Warrior Insider

The Inside Source for Hawaii Men's Basketball

Warrior senior leaders have come a long way

University of Hawai’i men’s basketball seniors Brocke Stepteau, Jack Purchase and Sheriff Drammeh are friends who have come along nicely from faraway places, both literally and figuratively.

And now, in their final season with the Warriors, they have come together as team leaders ready to escalate the program from “rebuilding” mode back to championship contenders.

“It’s a big deal, it’s a huge part of the program, something we don’t take lightly,” UH coach Eran Ganot said after Sunday’s practice. “It’s just as important as your jump shot, your defense, things like that. You’re only as good as your senior leaders, I’m a big believer in that, and I think our leadership crew will be pretty strong together.”

Stepteau, a 5-foot-9 point guard who was born in Philadelphia, first joined the Warriors as a freshman walk-on from Dallas. Drammeh, a 6-3 shooting guard, hails from Stockholm, Sweden, and worked his way into valuable playing time as a true freshman on Hawai’i’s record-setting 2015-16 team that advanced to the NCAA Tournament Second Round for the first time in school history.

Purchase, a 6-8 forward from Melbourne, Australia, was a redshirt sophomore transfer from Auburn that year and said the memories from that experience will serve as fuel to try to get back to the Big Dance.

“That’s the way we look at it, that’s our goal, a (Big West Conference) championship,” Purchase said. “We want to get back to the (NCAA) Tournament. It was cool watching (the 2015-2016 team) play in the Tournament, it was good fun, I was stoked that I was there. But at the end of the day, I want to be playing in the NCAA Tournament, not just say that I was a redshirt on that team. I want to be able to get out on the court, play against the best, and see if we can make a run.

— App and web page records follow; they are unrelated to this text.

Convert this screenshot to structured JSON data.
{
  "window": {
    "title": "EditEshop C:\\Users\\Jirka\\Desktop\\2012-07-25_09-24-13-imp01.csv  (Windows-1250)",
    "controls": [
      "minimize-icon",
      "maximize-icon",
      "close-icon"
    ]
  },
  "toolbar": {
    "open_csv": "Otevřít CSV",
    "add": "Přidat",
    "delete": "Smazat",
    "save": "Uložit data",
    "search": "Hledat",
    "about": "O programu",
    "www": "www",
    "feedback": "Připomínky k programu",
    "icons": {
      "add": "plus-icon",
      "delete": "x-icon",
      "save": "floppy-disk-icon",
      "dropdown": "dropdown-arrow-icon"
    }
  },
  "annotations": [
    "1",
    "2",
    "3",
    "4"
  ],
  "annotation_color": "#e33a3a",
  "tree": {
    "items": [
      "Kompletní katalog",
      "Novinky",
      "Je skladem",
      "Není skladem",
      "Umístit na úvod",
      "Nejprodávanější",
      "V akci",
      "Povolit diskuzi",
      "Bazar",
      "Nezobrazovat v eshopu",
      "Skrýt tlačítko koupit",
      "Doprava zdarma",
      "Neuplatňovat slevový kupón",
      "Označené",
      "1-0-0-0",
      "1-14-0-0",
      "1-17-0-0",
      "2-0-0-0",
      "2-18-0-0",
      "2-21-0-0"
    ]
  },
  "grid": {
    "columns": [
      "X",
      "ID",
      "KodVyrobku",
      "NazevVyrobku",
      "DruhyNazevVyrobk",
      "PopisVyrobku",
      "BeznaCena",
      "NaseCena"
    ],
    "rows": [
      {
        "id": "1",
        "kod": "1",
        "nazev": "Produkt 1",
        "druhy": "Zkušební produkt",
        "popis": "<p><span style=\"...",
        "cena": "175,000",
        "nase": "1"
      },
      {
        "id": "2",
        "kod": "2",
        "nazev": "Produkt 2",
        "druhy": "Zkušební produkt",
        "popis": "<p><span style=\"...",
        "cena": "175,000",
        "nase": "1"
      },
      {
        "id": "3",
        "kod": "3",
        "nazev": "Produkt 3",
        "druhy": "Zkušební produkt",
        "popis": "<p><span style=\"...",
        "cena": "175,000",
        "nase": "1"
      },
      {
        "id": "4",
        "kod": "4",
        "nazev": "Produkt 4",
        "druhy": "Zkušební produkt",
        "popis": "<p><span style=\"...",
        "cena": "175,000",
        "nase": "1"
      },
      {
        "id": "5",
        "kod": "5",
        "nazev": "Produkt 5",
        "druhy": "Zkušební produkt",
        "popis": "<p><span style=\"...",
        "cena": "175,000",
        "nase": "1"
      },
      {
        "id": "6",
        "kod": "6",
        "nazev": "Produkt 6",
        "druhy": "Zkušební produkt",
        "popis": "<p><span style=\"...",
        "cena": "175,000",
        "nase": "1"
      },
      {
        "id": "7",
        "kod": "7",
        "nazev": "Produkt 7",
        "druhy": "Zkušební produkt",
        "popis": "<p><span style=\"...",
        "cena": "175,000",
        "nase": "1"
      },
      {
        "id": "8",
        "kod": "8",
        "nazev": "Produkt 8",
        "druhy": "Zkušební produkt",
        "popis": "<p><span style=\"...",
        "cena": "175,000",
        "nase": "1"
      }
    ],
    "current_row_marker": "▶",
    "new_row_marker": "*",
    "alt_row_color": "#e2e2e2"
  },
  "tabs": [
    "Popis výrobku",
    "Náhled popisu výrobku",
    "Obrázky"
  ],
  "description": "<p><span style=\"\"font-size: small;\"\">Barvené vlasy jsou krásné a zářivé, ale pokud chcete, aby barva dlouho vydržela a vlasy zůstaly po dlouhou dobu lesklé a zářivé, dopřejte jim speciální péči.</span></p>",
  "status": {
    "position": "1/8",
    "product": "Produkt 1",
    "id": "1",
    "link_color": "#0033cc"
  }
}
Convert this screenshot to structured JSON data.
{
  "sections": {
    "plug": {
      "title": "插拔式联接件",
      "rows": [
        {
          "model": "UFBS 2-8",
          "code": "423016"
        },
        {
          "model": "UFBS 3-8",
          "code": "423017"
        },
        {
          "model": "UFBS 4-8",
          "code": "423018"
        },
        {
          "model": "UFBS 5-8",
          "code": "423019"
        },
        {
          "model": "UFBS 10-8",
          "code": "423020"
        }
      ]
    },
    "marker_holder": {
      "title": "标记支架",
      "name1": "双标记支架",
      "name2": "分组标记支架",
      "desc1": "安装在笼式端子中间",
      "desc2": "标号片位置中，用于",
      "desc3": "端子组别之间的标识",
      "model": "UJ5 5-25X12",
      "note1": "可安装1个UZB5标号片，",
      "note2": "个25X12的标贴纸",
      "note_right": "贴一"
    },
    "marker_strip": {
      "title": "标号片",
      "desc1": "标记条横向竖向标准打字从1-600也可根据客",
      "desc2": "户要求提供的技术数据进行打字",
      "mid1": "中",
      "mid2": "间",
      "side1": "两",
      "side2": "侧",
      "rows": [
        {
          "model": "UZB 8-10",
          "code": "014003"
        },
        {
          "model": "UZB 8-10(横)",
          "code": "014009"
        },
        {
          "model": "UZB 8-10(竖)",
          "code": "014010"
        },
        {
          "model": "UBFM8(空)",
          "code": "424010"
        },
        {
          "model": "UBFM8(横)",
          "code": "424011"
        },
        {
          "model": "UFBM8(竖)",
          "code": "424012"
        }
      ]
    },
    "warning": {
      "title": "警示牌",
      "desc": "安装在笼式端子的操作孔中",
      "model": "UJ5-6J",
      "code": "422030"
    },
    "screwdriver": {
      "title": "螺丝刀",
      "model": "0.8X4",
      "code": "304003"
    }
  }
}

“But first we’ve got to take care of business now; we’re taking it one practice at a time.”

Stepteau is on the same page, saying achieving that title goal won’t come without much improvement.

“We have a lot of talent, and we have a chance to be special,” Stepteau said. “But to make that an actual thing, we just have to work hard every day in practice.”

Stepteau said he also understands the responsibility of being a team leader goes beyond practice sessions.

“There’s a responsibility on the court and off the court,” Stepteau said. “On the court, you want to be vocal — obviously I have a lot of experience, I’ve been playing (a lot) for two years now. On the court, just being vocal about what I see on the court, maybe help in a situation in the game or in a practice. And off the court, just having experience off the court as well, taking care of our bodies and making sure all the young guys are on the same page. The tighter we are on and off the court, the better we’ll be, so I’ll take responsibility in that.”

Purchase said he also is embracing his new role, following in the footsteps of former seniors before him.

“I’m looking forward to it, we’re enjoying it, it’s been fun showing the young fellas the way,” Purchase said. “We’ve seen the great team that made it to the NCAA Tournament and we’ve taken a little bit from every other player we’ve played with, to show the young fellas how to get it done.”

Ganot said the fact that each of the three seniors has been part of the program for awhile will be key to their leadership. Like Stepteau, Drammeh did not see much playing time early in his freshman year, but then emerged as a defensive stopper and perhaps the best charge-taker in the conference, seeing action as a key reserve during the 2016 postseason. Then last season, Drammeh won the Big West’s “Best Hustle Player” award.

Purchase was honored as the conference’s “Best Sixth Player.”

“There’s a continuity amongst them, you’ve got seniors in Brocke and Jack and Sheriff who have been with us all four years, Brocke even a year earlier,” Ganot said. “Leadership starts with your seniors, and then your point guards and your best players. And that’s why even Drew Buggs is a big piece, because even though he’s a sophomore he’s been in our program for three years, and he’s a point guard, so he’s gotta bring it, too.”

Stepteau — who went from walk-on, to redshirt freshman at the end of the bench, to surprise starter as a sophomore and invaluable clutch reserve last season — “bringing it” is something he is very used to doing.

“It means a lot, from where I came from as a walk-on just looking for an opportunity, to now my last year to being (a senior leader),” Stepteau said. “It’s a great honor … it just makes me work even harder in what I need to do to help our team win.”

And by “win,” Stepteau means even more than the 17 victories (against 13 losses) achieved last season.

“It’s something Coach Ganot has talked about at the beginning, that we’re not in ‘rebuild’ mode anymore, we’re going for a championship this year, we have the pieces to do that,” Stepteau said. “As a freshman I was on that team that made it to the (NCAA) Tournament, I didn’t play much, but I got to see what it takes to be a champion. These last couple years we’ve been building toward getting into a position where we can compete again, and so now I’d love to go out my last year being a champion again, so that’s the goal. I think we’re all willing to do what it takes to get that accomplished.”

Leave a Response

Login or fill in the fields below to comment. (New user? Register)